Hopefully, we made enough of a difference that the people we helped tonight will make it to the next day. Driving home, I was perfectly aware that somebody in some alleyway was going to freeze to death tonight.
I have to wonder. What’s the point of all this? What’s the point of the fast food and the theme parks and the two day Christmas delivery, if we can’t keep people from dying alone on the streets during a freak cold snap? Why do so many corporations keep the lights and heat on in empty buildings, while people lose fingers and toes outside their doors?
It’s really not hard. In case of a cold snap, the city should buy hotel vouchers and set up anyone who needs a place to stay for the night. We did it during COVID. The capacity is there.

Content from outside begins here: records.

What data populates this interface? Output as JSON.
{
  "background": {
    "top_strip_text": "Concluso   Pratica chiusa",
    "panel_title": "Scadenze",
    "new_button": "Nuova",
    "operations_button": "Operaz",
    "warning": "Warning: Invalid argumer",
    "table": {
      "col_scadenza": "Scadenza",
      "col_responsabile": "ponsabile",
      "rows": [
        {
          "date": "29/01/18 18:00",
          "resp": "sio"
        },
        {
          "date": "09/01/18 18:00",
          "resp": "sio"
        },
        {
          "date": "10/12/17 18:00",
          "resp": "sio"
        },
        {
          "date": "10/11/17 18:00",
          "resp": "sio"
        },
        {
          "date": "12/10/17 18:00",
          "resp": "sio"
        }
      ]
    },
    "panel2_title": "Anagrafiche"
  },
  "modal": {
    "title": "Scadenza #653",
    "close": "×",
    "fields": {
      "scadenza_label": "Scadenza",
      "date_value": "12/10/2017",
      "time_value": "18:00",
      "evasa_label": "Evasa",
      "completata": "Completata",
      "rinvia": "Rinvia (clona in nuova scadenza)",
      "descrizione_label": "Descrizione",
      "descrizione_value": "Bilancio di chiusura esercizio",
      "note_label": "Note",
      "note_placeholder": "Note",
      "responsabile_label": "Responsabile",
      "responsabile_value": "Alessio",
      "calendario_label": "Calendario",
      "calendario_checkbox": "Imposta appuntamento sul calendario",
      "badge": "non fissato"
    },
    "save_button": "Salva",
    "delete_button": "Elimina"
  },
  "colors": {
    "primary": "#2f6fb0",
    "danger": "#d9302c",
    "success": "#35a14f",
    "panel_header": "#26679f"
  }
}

Housing first works. If you give people a place to stay, they spend time doing things other than trying to find food and shelter all day. They can get the support they need to work on mental health, drug addiction, finding a job. You don’t have broken bottles and used needles lining the sidewalks and gutters. You don’t need anyone to defecate in an alleyway. You don’t have to fund a daily task force of sanitation workers and police officers to chase homeless people around the city, trashing the few things they own, rotating them from block to block like some perverted agriculture, exhausting the soil in one area before scattering them to the next.
People are going to die tonight. I feel sick. But I’m warm and tomorrow I’ll be fine. Thousands of people in the richest and most powerful country on the planet are not doing fine. They will not be fine tomorrow. They will not be fine a month from now. Not unless we do something.